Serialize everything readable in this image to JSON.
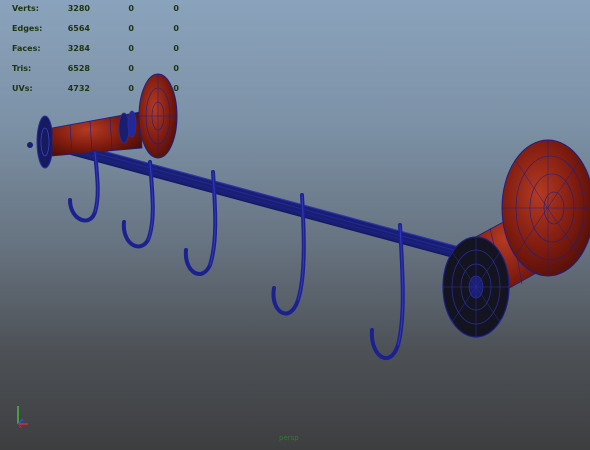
{
  "viewport": {
    "name": "3D Perspective Viewport",
    "colors": {
      "bg_top": "#8aa3bc",
      "bg_bottom": "#3d3e40",
      "wireframe": "#1a1f8a",
      "surface_red": "#8a1e10",
      "surface_black": "#141420",
      "hud_text": "#1e3410"
    }
  },
  "hud": {
    "rows": [
      {
        "label": "Verts:",
        "values": [
          "3280",
          "0",
          "0"
        ]
      },
      {
        "label": "Edges:",
        "values": [
          "6564",
          "0",
          "0"
        ]
      },
      {
        "label": "Faces:",
        "values": [
          "3284",
          "0",
          "0"
        ]
      },
      {
        "label": "Tris:",
        "values": [
          "6528",
          "0",
          "0"
        ]
      },
      {
        "label": "UVs:",
        "values": [
          "4732",
          "0",
          "0"
        ]
      }
    ]
  },
  "axis_gizmo": {
    "icon": "axis-gizmo-icon"
  },
  "camera_label": "persp"
}
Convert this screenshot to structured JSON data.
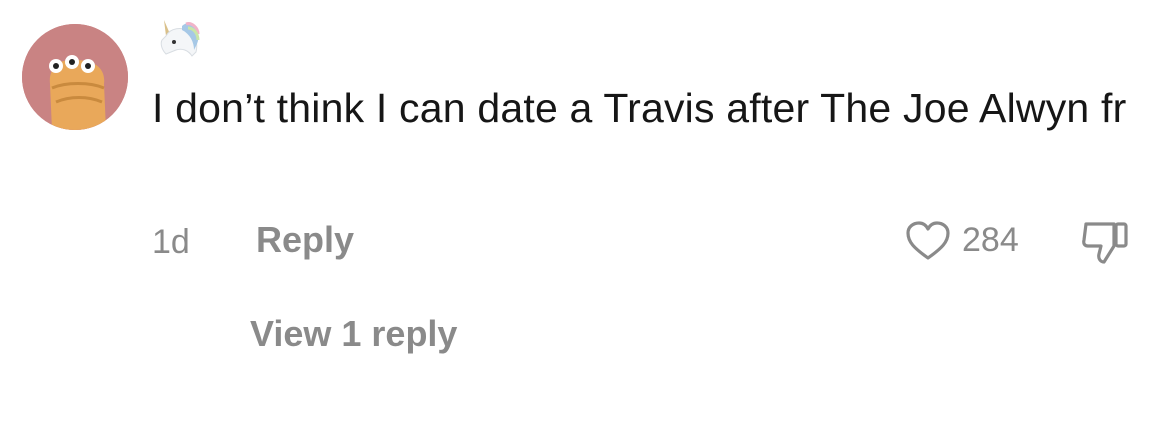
{
  "comment": {
    "user_emoji_icon": "unicorn-emoji-icon",
    "avatar_icon": "avatar-character-icon",
    "text": "I don’t think I can date a Travis after The Joe Alwyn fr",
    "time_ago": "1d",
    "reply_label": "Reply",
    "like_icon": "heart-outline-icon",
    "like_count": "284",
    "dislike_icon": "thumbs-down-outline-icon",
    "view_replies_label": "View 1 reply"
  },
  "colors": {
    "text_primary": "#161616",
    "text_secondary": "#8a8a8a",
    "avatar_background": "#c98383"
  }
}
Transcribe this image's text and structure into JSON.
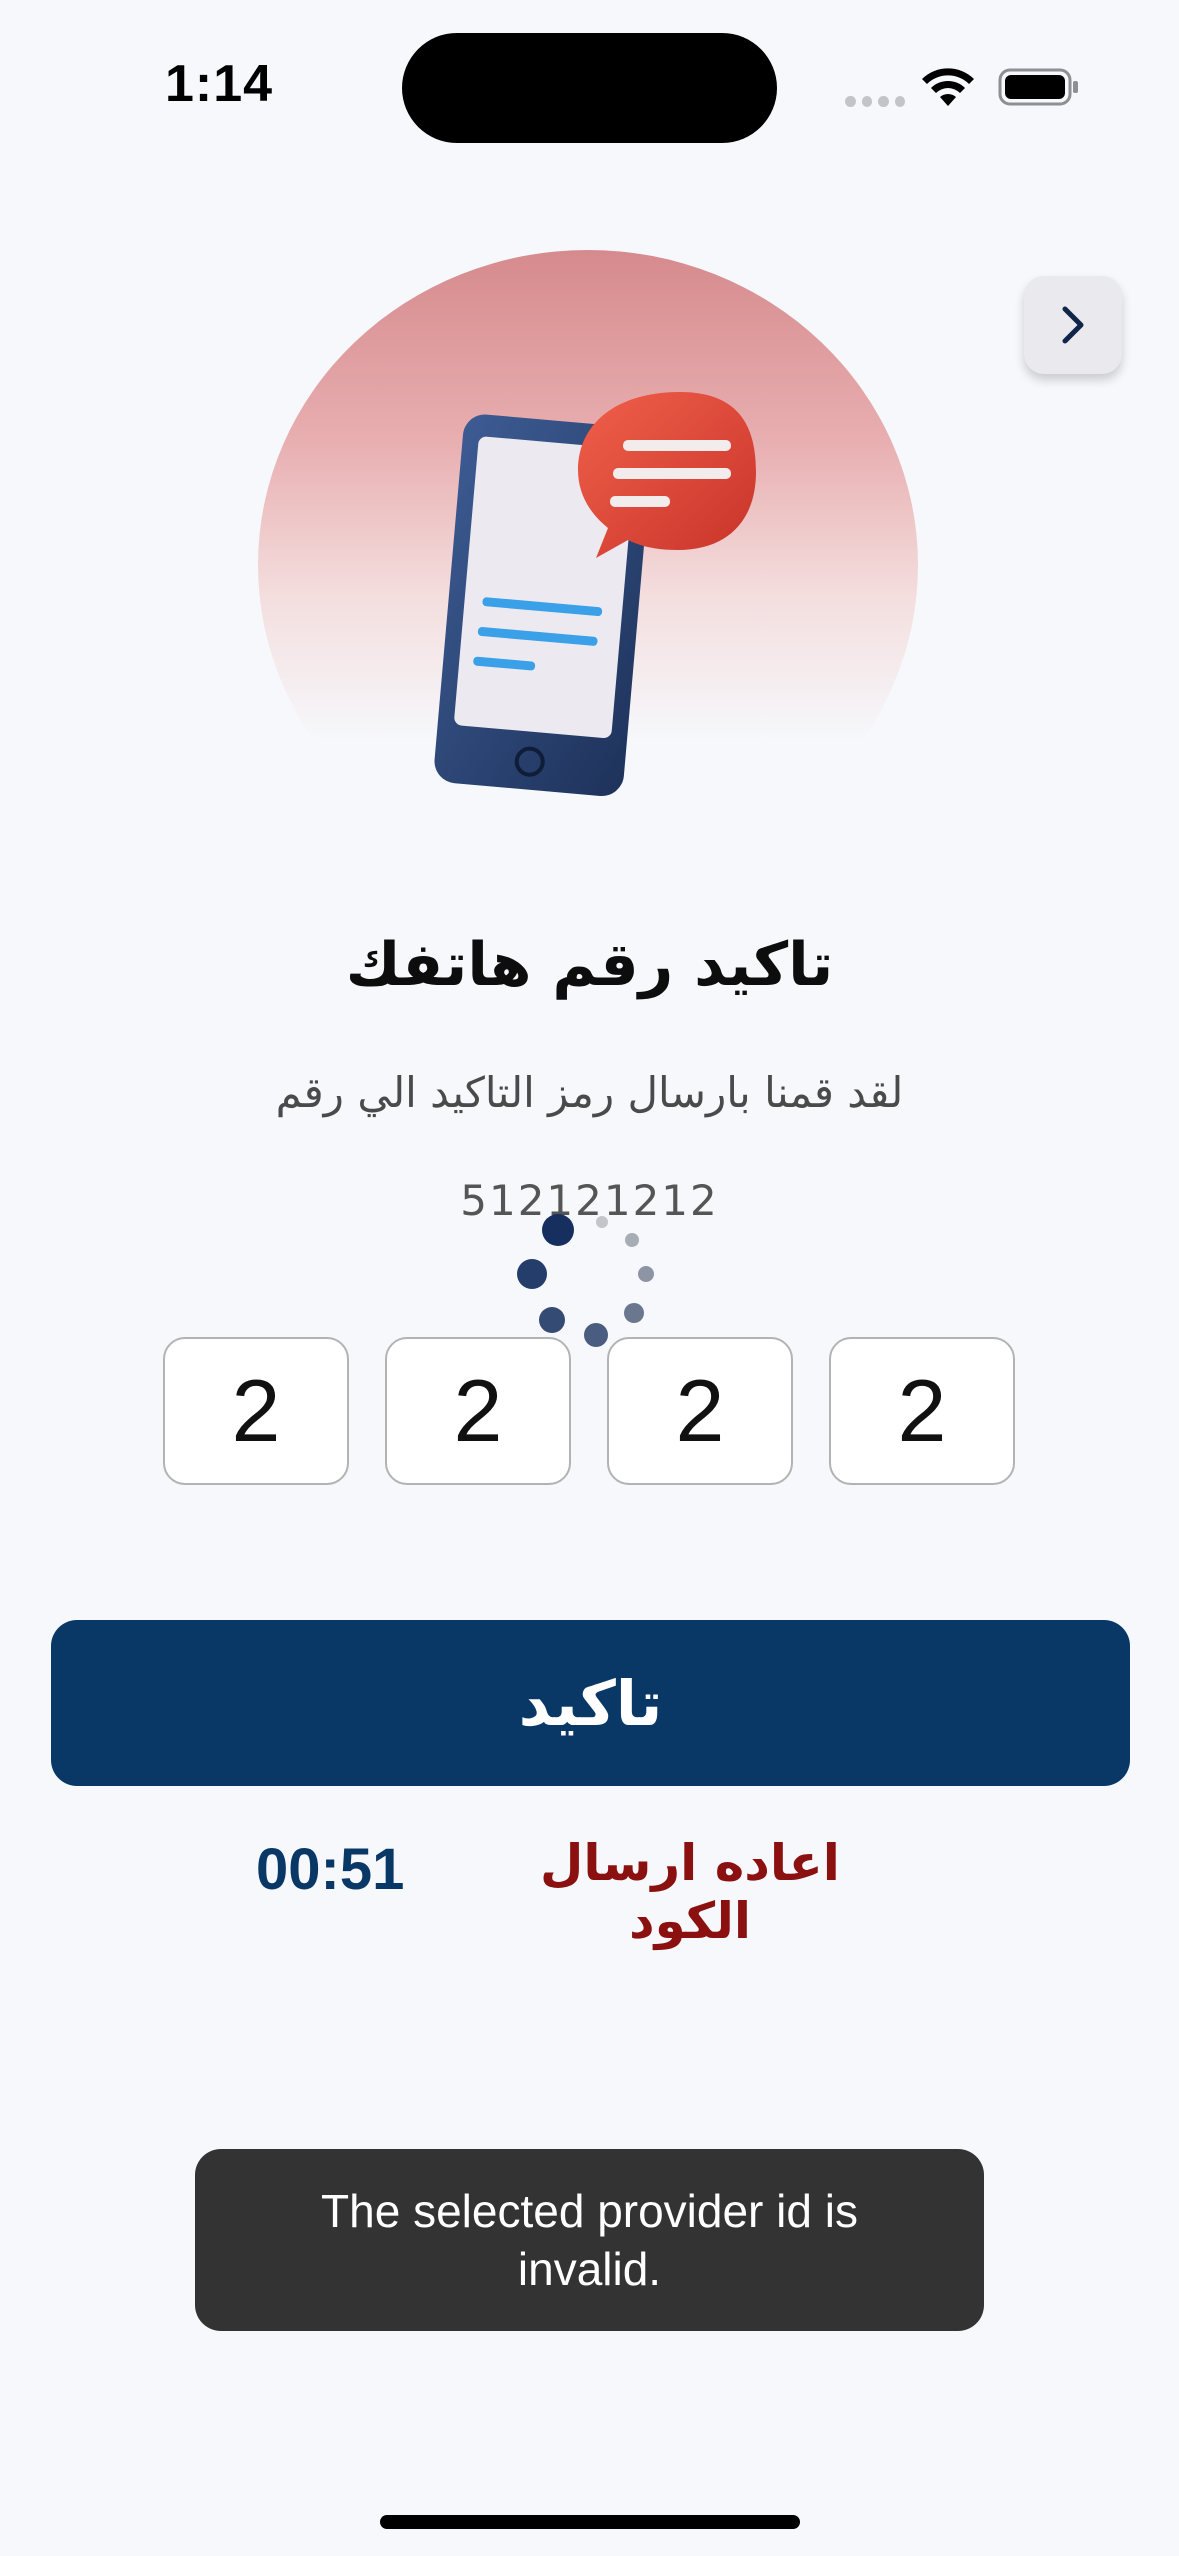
{
  "status_bar": {
    "time": "1:14"
  },
  "header": {
    "back_icon": "chevron-right-icon"
  },
  "hero": {
    "illustration": "phone-with-chat-bubble",
    "colors": {
      "circle": "#e8aeb0",
      "bubble": "#e0483a",
      "phone_body": "#2c4677",
      "lines": "#3aa0e8"
    }
  },
  "verify": {
    "title": "تاكيد رقم هاتفك",
    "subtitle": "لقد قمنا بارسال رمز التاكيد الي رقم",
    "phone_number": "512121212"
  },
  "otp": {
    "digits": [
      "2",
      "2",
      "2",
      "2"
    ]
  },
  "actions": {
    "confirm_label": "تاكيد",
    "resend_label": "اعاده ارسال الكود",
    "countdown": "00:51"
  },
  "toast": {
    "message": "The selected provider id is invalid."
  },
  "colors": {
    "primary": "#093866",
    "resend": "#8b1010",
    "background": "#f6f8fc",
    "toast_bg": "#333333"
  }
}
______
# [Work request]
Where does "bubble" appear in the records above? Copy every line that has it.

# [Task answer]
    "illustration": "phone-with-chat-bubble",
      "bubble": "#e0483a",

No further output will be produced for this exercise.